    It looks very much like the game of Starship Troopers (the book, not the abysmal film), with big stompy armour suits and drop pods, and the added fun of you being evenly matched with your opponents.

    My thoughts exactly! It just needs some bugs.

  37. Messiah Complex says:

    The shooter elements (as opposed to the tactical, mission-oriented stuff) seemed underdeveloped to me, and because of that, I think the best analogue for Section 8’s game play is Enemy Territory: Quake Wars. I liked the moderate complexity of the mission system, but the combat mechanics felt stiff and trivial, even with the jump-jets. It doesn’t help that the level design is rather austere: the layouts of the various combat spaces are mostly repetitive and uninteresting.

    I expect an early population explosion at release, followed by a mass migration to Modern Warfare 2 two months later.

  38. Hump says:

    They seemed to have picked up a fair amount of inspiration from XMP (Unreal 2’s criminally underrated multiplayer)

  39. jonfitt says:

    Ooh, I’m in definitely.

  40. DMJ says:
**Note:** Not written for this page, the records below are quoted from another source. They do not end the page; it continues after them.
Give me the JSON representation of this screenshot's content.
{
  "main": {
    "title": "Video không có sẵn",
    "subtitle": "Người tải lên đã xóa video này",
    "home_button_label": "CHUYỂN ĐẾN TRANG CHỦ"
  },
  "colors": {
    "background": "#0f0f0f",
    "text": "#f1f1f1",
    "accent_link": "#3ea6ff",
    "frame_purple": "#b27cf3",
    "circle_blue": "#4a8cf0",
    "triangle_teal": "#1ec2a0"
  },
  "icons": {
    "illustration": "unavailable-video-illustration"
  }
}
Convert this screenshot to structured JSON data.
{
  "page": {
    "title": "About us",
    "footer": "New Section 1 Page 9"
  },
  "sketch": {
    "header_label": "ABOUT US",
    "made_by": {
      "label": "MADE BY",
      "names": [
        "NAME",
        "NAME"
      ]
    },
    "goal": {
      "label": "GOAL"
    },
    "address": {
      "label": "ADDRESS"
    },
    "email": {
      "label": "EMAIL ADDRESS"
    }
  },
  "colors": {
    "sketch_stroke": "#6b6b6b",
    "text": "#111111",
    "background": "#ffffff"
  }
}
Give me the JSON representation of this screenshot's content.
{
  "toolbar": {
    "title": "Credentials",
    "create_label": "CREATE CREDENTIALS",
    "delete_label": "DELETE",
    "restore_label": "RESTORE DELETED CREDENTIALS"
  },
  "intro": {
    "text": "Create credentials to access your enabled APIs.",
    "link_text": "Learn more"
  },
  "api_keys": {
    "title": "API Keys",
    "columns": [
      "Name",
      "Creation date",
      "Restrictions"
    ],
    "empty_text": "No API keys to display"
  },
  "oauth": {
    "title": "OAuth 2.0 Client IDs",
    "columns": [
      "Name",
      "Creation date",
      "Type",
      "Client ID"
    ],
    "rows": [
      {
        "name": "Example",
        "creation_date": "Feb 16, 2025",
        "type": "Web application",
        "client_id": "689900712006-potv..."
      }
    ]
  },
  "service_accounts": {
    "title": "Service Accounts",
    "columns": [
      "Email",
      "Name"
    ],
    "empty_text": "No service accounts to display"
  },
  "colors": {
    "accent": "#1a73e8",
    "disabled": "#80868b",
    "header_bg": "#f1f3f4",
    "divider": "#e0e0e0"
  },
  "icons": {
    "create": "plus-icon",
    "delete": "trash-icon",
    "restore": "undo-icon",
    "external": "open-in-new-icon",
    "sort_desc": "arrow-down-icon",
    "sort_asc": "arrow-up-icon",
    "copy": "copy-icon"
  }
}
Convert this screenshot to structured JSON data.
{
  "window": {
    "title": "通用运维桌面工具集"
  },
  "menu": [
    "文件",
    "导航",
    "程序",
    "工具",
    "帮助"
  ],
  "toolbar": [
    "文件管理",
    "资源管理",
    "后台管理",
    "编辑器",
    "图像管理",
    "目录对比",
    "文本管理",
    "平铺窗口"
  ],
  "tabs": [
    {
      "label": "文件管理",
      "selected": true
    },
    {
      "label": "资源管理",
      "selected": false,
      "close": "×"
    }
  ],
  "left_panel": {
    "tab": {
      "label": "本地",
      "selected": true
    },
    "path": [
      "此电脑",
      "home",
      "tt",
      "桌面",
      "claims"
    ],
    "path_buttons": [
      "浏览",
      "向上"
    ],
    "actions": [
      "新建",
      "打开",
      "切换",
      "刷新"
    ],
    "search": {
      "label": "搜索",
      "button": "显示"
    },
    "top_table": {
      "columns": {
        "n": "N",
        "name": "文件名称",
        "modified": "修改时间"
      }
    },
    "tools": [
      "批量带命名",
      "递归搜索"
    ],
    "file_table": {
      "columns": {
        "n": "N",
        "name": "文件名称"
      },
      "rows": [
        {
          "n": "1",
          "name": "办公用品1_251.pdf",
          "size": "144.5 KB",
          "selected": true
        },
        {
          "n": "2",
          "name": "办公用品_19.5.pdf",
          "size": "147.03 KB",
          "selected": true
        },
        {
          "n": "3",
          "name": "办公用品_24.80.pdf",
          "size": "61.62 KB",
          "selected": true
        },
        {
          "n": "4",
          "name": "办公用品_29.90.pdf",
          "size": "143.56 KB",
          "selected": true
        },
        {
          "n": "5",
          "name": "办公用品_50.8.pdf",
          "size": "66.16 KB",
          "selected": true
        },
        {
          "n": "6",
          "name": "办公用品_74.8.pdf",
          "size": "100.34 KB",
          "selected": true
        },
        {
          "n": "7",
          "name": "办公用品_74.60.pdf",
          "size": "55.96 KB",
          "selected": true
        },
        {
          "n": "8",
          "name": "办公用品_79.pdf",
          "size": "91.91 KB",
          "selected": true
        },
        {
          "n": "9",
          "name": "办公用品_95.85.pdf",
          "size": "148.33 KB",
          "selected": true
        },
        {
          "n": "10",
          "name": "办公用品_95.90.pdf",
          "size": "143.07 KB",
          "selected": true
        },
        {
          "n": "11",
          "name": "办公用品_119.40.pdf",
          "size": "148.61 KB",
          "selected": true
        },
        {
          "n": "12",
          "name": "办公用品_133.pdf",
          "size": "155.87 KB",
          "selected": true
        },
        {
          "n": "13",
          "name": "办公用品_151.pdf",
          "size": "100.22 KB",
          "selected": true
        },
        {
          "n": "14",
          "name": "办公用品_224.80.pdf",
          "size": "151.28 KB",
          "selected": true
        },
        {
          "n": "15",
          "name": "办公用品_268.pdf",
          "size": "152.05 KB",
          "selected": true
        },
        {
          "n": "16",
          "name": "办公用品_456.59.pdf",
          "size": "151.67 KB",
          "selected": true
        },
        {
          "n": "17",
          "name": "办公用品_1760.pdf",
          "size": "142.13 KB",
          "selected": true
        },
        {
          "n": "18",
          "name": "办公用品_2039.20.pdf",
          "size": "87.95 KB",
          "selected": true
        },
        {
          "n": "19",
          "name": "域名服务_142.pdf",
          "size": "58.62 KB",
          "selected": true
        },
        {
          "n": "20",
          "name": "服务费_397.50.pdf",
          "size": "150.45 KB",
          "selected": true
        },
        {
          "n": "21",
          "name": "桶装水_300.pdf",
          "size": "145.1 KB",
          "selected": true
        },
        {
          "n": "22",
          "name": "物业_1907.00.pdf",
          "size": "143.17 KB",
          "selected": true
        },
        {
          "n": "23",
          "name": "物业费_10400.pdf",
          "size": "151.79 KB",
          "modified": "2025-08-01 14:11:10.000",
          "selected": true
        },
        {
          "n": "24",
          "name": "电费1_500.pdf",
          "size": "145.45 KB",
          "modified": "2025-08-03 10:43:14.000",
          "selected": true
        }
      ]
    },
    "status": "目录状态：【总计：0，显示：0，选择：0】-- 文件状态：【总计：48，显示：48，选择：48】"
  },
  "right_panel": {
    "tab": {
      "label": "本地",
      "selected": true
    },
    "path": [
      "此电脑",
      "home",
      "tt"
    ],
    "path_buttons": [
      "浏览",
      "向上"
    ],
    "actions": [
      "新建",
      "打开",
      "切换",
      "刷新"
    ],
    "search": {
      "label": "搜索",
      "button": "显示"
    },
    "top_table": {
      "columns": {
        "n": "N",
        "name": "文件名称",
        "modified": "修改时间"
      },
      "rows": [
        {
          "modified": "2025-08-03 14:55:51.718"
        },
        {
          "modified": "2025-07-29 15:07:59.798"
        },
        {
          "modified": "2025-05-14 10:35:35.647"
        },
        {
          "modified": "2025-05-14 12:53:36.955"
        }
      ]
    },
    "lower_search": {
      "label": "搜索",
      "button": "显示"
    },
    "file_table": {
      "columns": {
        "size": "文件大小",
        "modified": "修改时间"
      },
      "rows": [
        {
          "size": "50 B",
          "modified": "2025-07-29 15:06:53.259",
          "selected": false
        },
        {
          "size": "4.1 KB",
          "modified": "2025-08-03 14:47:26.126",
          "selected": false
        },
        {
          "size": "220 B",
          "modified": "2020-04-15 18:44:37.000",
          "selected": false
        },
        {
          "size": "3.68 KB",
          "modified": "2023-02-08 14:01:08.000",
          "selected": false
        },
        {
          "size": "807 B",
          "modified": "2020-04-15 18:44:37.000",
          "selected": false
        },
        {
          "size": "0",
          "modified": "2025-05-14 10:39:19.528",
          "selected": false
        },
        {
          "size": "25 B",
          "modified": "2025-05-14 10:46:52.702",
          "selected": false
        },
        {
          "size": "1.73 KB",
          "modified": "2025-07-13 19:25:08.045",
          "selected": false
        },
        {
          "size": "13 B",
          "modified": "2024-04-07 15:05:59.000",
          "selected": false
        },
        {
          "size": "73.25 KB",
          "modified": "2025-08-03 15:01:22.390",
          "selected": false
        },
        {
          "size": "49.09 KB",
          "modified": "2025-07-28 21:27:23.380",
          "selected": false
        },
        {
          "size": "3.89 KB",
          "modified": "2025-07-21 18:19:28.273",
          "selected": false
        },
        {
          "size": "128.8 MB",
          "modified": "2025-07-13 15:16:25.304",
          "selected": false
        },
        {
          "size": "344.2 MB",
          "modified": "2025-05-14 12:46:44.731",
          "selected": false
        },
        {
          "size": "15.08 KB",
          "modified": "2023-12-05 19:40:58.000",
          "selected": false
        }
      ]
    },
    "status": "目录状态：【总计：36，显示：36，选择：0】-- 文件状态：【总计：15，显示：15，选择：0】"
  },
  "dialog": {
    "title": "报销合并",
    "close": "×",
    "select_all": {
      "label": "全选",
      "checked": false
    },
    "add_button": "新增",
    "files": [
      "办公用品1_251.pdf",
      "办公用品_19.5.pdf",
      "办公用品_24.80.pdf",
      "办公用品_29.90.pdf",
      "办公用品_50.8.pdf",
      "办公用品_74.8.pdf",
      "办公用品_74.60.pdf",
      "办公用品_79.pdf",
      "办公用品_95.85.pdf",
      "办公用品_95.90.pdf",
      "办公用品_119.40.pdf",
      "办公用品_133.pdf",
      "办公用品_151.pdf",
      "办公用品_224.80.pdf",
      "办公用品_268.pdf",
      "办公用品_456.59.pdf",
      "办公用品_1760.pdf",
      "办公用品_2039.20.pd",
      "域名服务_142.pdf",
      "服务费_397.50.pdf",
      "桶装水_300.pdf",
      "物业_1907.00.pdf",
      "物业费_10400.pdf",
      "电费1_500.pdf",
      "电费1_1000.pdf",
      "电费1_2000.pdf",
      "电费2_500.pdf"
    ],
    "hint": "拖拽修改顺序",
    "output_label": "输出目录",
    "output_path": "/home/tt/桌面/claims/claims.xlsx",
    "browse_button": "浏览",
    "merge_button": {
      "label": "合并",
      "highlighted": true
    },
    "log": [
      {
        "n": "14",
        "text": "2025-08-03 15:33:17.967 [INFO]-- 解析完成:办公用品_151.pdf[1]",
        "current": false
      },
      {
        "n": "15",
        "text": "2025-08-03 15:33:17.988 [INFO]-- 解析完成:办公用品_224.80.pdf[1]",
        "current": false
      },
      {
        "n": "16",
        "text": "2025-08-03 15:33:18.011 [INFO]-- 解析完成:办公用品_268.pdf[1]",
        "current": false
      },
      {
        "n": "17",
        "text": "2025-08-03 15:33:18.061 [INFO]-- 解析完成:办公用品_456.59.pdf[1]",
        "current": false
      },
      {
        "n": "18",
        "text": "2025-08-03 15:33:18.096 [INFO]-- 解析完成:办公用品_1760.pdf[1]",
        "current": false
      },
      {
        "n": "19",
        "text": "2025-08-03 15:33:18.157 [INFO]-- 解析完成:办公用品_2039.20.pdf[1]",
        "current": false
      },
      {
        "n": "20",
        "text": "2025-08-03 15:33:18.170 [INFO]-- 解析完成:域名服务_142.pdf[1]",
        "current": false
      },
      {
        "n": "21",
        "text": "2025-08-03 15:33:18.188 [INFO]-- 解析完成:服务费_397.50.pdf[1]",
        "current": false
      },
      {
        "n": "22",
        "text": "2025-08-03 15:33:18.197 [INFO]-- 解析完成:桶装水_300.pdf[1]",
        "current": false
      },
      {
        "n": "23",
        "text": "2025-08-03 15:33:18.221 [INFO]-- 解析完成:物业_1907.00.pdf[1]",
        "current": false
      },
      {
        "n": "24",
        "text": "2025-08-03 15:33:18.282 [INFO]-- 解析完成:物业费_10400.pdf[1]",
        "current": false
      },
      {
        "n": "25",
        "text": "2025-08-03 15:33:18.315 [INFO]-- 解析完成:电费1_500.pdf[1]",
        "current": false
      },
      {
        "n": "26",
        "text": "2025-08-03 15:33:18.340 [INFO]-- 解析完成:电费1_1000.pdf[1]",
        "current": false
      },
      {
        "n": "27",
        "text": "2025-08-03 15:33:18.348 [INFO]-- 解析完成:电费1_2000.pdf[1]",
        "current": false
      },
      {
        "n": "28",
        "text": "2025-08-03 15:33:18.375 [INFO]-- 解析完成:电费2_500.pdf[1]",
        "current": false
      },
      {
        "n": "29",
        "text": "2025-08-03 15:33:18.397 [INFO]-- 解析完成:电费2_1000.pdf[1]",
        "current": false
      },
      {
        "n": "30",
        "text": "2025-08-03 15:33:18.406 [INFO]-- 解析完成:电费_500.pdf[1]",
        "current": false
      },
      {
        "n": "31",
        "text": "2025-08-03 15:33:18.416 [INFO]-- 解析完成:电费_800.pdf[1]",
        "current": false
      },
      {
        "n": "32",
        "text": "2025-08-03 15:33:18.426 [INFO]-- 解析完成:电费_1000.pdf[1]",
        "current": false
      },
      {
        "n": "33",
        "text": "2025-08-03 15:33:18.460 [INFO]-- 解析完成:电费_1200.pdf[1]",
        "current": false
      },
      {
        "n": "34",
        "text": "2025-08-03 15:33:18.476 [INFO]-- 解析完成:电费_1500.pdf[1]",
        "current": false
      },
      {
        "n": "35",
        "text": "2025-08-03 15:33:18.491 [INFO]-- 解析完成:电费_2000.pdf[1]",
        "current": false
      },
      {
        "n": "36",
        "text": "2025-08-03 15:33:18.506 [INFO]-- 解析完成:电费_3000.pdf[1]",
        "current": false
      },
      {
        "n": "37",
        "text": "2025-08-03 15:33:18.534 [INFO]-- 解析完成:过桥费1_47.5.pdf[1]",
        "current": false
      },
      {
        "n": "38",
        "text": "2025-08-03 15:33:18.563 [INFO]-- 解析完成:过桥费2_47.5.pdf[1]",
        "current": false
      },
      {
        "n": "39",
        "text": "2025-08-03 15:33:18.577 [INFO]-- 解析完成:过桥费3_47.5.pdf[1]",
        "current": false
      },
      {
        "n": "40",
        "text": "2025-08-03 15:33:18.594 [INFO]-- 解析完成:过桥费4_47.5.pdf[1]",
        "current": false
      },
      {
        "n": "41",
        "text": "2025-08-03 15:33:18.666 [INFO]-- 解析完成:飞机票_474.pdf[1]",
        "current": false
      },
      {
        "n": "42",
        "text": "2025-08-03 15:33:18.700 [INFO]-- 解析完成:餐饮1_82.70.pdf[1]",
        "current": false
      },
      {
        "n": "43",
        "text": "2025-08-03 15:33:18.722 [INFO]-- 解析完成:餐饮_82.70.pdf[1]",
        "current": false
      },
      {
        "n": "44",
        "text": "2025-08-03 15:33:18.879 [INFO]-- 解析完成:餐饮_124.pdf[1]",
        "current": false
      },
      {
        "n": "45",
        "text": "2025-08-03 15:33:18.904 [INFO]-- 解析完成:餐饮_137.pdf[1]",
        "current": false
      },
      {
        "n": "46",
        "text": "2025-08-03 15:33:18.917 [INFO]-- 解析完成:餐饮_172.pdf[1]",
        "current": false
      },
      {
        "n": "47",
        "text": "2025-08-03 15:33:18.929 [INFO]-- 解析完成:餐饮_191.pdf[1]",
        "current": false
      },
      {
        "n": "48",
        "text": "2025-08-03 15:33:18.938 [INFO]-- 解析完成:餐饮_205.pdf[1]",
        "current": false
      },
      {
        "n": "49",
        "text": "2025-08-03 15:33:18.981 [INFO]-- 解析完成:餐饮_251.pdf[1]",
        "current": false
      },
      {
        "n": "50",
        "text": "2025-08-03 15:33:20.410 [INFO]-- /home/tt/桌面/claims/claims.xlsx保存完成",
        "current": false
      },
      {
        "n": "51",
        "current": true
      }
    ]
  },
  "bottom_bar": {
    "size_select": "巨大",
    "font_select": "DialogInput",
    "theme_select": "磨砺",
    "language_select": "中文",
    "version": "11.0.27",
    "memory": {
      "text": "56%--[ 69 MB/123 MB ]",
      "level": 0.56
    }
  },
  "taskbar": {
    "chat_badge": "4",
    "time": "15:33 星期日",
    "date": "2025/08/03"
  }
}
    I wonder if it has the same open-ended skill progression that Tribes had. By that, I mean the fact that the better you were, the more jaw-dropping the aerobatic feats you could accomplish as you exploited every niche of the frankly weird physics system.

  41. Scandalon says:

    So, I’m in the beta (though haven’t touched it in a bout a week). How are you able to post this? Did they lift the NDA? Special press-code? Just not care because you’re on the other side a big bunch of water? :P Previously they were smacking people down for even posting screenshots in the bug-report forum!

  42. Mad Doc MacRae says:

    Well, I’m now sold on checking out a demo/open beta.

  43. Funky Badger says:

    Sounds like BF2142… which is a good thing. Does it have Armoured Trousers?

  44. Chaz says:

    All sounds very promising. I’ll be honest until this preview I wasn’t really all that interested in this as it sounded and looked like just another shooter, but now I’m liking the sound of what Jims just written about it.

    As for the lack of unlocks, good ridance I say. Can’t bloody well stand the things myself either.

  45. esoj says:

    wow cool preview good to read another positive one about this game. if it can come remotely close to how much fun I had in tribes 2 and battlefield 1942 I will be happy. the whole north american beta thing with fileplanet has sucked but hopefully we will all get our chance on august 10th to play this game.

  46. DarkNoghri says:

    I’ve been in this beta for a few weeks now, and have yet to actually play it. Hmmmm.

  47. Grey_Ghost says:

    So can you drive the Tank and Mech you can call for?

  48. FRIENDLYUNIT says:

    Lost me at wonky netcode.
    You know how when you play Battlefield, or whatever and realise (after incredible frustration) the guys that have been killing you are hacking? Netcode that doesn’t work well feels kinda the same “WTF?! I just emptied my clip into that guy and he spins around and kills me in a second.”

    Also, they will be unable to properly balance classes/kit/suits/whatever though player beta testing, for that same reason.

  49. DK says:

    “So can you drive the Tank and Mech you can call for?”
    Yes. Although the Tank would be an incredible waste if you called it just for yourself.
    It has room for 4 people, each person controlling one weapon system, from airburst mortars to minimissiles. A fully manned tank is a beast, a 1-person “I am awesome” wannabe tanker is rocketfood.

  50. johnny_cuts says:

    Do you mention how large the maps are? I’m wondering whether, like Planetside, you’ll end end up wandering off to explore or and completely missing the battle because the playing field is so massive.